  • In a letter sent to Morgan Stanley on April 2, Lyft questioned the firm about its alleged role in helping market certain products that would help pre-IPO investors bet against the stock.
  • CNBC reviewed a copy of this letter, which was signed by Peter Stris of the law firm Stris & Maher, serving as the counsel for Lyft.

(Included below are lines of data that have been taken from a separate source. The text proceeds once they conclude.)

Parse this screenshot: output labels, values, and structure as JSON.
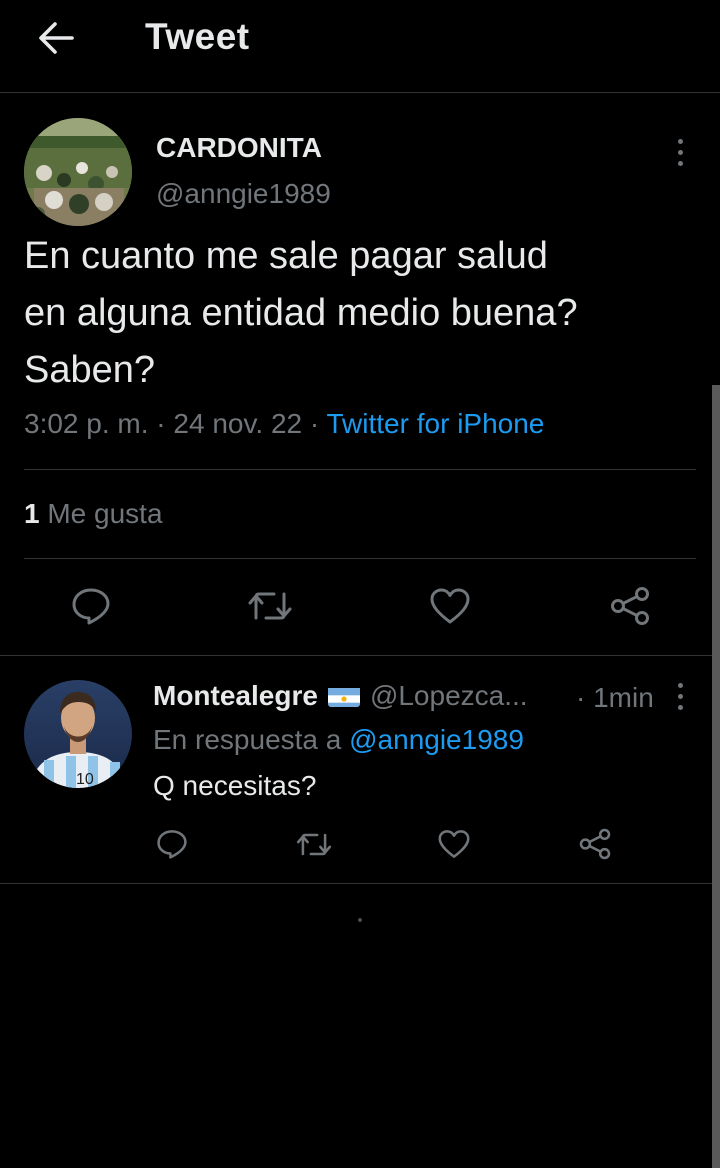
{
  "header": {
    "title": "Tweet",
    "back_icon": "arrow-left-icon"
  },
  "main_tweet": {
    "display_name": "CARDONITA",
    "handle": "@anngie1989",
    "text": "En cuanto me sale pagar salud\nen alguna entidad medio buena?\nSaben?",
    "time": "3:02 p. m.",
    "date": "24 nov. 22",
    "separator": "·",
    "source": "Twitter for iPhone",
    "likes_count": "1",
    "likes_label": "Me gusta",
    "actions": [
      "reply-icon",
      "retweet-icon",
      "like-icon",
      "share-icon"
    ]
  },
  "reply": {
    "display_name": "Montealegre",
    "flag": "argentina-flag-icon",
    "handle": "@Lopezca...",
    "time": "· 1min",
    "reply_prefix": "En respuesta a",
    "reply_mention": "@anngie1989",
    "text": "Q necesitas?",
    "actions": [
      "reply-icon",
      "retweet-icon",
      "like-icon",
      "share-icon"
    ]
  },
  "colors": {
    "background": "#000000",
    "text": "#e7e9ea",
    "muted": "#71767b",
    "accent": "#1d9bf0",
    "divider": "#2f3336"
  }
}
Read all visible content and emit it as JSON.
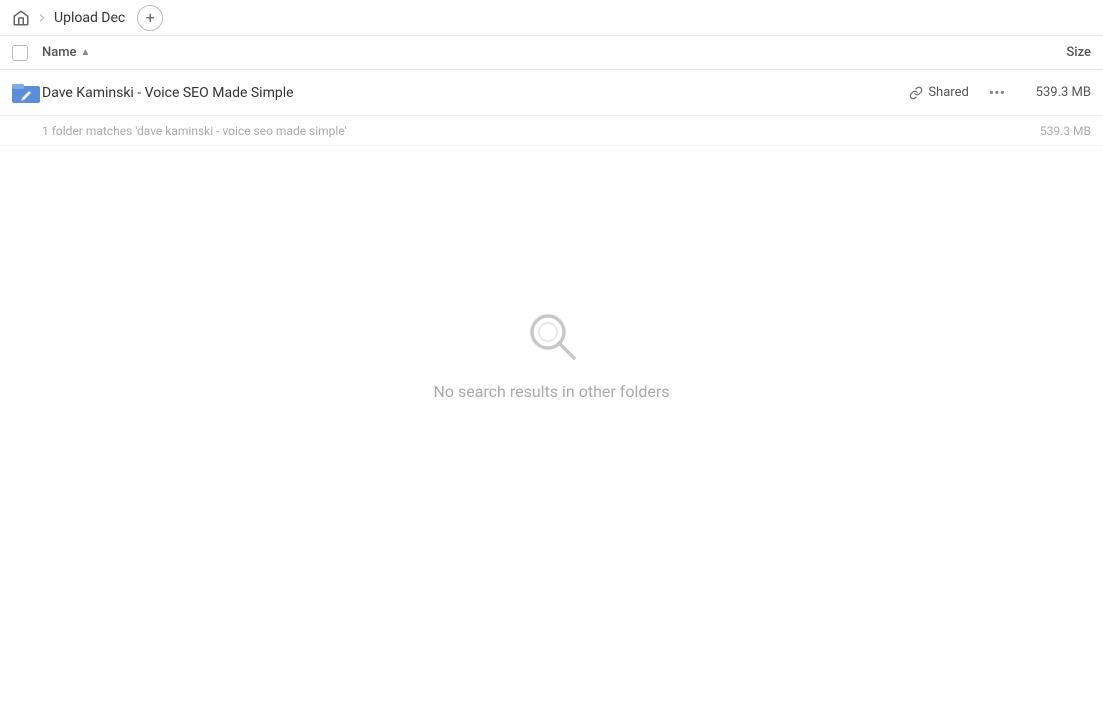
{
  "breadcrumb": {
    "home_label": "Home",
    "title": "Upload Dec",
    "add_button_label": "+"
  },
  "columns": {
    "name_label": "Name",
    "sort_indicator": "▲",
    "size_label": "Size"
  },
  "file_row": {
    "name": "Dave Kaminski - Voice SEO Made Simple",
    "shared_label": "Shared",
    "size": "539.3 MB",
    "more_label": "•••"
  },
  "match_row": {
    "text": "1 folder matches 'dave kaminski - voice seo made simple'",
    "size": "539.3 MB"
  },
  "empty_state": {
    "label": "No search results in other folders"
  }
}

  • Morgan Stanley has strongly denied the allegations.